Of course, the ending’s brevity wouldn’t matter if it actually made sense. But the moment you’re struck by Harbinger’s beam, events lose structure, outcomes become preordained, new concepts and characters are introduced literally in the last seconds of play, and all of it free of any context or explanation. Granted, some of this is kind of trivial, like the fact that Anderson, despite having come up the Conduit behind Shepard, beats him to the secret Citadel control panel room. Maybe BioWare agreed to put Keith David in the final scene in order to make up for his absence during most of the game. It’s silly, but having Anderson in the final scene feels right, so it’s easily forgiven.
But the majority of the ending is an exercise in increasing incomprehensibility, beginning with the abrupt appearance of The Illusive Man. Without any warning, he just kind of… shows up in the control room with Shep and Anderson. It is never explained how this is even possible; there isn’t even a cursory “Shepard, as you can see, I planned to save Humanity by purchasing a penthouse here on the citadel. PEACE.”. Of course, we’ve known throughout the game that the Illusive Man has indoctrinated himself in a foolish attempt to control the Reapers. A comment minutes later suggests that the Reapers allowed him to arrive in a last ditch effort to either talk Shepard down, or kill him. Fine, we accept that.
But it’s the reveal of the game’s primary villain that ultimately cripples the end. It turns out to be a ridiculous AI whose visual representation is the young boy haunting Shepard’s nightmares throughout the game.
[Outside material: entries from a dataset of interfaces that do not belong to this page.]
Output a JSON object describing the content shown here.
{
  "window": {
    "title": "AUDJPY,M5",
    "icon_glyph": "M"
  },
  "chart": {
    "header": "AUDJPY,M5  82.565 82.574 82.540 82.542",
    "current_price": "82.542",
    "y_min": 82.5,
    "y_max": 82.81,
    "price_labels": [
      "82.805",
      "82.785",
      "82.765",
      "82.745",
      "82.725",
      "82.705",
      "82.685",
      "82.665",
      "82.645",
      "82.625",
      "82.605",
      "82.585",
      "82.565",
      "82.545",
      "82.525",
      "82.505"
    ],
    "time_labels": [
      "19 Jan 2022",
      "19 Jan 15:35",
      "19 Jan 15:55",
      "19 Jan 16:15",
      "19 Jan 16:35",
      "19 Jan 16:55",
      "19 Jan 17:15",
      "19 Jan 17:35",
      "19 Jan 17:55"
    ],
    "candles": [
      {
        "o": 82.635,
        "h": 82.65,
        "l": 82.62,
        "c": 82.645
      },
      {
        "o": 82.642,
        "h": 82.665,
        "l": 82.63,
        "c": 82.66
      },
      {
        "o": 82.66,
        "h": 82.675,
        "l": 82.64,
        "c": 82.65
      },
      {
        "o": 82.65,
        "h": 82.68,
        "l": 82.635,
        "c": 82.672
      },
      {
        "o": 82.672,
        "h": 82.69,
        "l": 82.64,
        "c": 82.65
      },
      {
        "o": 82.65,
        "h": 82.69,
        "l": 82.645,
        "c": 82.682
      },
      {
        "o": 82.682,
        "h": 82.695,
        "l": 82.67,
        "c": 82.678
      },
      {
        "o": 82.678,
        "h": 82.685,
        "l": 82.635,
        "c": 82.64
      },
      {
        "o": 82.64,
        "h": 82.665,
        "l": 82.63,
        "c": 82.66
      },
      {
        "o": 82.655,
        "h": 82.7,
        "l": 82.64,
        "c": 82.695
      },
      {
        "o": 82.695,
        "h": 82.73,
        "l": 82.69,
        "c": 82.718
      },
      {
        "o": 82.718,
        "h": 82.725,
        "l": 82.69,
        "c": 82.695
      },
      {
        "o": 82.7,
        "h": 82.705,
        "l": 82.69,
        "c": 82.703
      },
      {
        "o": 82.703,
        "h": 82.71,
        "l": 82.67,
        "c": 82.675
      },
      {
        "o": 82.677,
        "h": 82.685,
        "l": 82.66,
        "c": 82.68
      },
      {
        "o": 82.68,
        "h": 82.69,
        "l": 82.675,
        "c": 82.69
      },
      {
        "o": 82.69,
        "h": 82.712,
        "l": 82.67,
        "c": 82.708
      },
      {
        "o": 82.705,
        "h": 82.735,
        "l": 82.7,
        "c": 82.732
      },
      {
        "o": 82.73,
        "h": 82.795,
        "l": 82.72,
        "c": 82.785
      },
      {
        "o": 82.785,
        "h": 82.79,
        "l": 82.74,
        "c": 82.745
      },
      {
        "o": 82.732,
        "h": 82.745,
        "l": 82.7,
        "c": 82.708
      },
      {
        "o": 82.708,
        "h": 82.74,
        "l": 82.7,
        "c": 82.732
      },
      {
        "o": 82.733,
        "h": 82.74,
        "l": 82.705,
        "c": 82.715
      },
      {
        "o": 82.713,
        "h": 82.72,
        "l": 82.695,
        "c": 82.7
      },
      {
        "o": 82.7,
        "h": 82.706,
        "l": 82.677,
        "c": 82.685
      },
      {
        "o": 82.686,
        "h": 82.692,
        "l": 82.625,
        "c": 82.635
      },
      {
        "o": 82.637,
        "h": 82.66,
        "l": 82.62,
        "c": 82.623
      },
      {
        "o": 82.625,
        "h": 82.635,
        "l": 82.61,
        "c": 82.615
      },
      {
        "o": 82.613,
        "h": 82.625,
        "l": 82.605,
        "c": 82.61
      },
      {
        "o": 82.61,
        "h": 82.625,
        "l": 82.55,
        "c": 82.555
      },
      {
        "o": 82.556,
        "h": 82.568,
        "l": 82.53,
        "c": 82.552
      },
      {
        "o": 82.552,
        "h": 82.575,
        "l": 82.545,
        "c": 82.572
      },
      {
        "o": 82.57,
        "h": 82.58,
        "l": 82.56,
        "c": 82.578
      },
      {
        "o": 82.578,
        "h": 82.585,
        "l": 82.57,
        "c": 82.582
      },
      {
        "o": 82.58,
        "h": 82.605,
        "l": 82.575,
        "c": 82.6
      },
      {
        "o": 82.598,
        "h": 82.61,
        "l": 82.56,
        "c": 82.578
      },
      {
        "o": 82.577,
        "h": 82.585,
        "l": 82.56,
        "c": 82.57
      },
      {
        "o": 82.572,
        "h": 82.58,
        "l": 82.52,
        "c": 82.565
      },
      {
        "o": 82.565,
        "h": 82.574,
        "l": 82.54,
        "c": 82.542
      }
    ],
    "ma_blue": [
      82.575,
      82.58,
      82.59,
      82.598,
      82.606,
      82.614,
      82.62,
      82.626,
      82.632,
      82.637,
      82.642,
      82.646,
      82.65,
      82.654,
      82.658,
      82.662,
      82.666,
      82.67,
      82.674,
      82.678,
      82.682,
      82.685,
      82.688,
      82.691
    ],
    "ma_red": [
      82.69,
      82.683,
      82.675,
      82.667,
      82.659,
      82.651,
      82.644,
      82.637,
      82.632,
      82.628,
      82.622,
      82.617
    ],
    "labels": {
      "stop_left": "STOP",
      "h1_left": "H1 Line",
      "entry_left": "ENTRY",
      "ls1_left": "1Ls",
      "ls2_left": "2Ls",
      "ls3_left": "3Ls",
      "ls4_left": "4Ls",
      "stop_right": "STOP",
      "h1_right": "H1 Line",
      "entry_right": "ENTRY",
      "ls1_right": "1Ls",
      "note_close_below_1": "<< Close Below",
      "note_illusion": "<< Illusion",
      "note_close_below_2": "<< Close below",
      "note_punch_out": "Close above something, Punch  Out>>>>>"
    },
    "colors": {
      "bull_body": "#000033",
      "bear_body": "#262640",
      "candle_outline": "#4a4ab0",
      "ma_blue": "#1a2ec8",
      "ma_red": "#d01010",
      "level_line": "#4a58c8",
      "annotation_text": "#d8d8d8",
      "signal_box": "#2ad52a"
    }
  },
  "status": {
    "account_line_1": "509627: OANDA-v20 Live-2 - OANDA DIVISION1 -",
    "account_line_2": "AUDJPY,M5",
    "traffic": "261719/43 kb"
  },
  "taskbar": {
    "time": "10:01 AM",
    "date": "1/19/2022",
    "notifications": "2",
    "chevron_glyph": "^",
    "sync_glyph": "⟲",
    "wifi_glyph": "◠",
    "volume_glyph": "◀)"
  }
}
It is never explained why this is the form he chooses; we don’t even get the courtesy of the “I chose a form you were comfortable with” cliche. The Citadel, the AI explains, is his home and he is the Catalyst needed to make the Crucible work. The AI then claims that he created the Reapers billions of years ago as a means of solving the problem of synthetic life forms killing their organic creators. The Reaper’s whole purpose is to save Organics by killing them, and turning them into synthetics. So that Organics won’t make synthetics who will then kill organics.
Yes, this is exactly what he says.
This explanation for the entire history of the Mass Effect universe is the most precise example of all that is wrong with the end of Mass Effect 3. In essence, the player is told that everything they experienced has happened because it was going to happen, and will happen again. Making things worse, the player isn’t even provided with enough data or context for this to at least make some kind of sense. Instead, they’re simply baffled by events they cannot control, and left with far more questions than any “definitive” ending should have.
Mass Effect has long been held up as a shining example of a well-constructed, fully developed universe. Players are rightly unhappy to see it end as nothing but a series of forced choices justified by tautological platitudes.
Read on to see reason 3…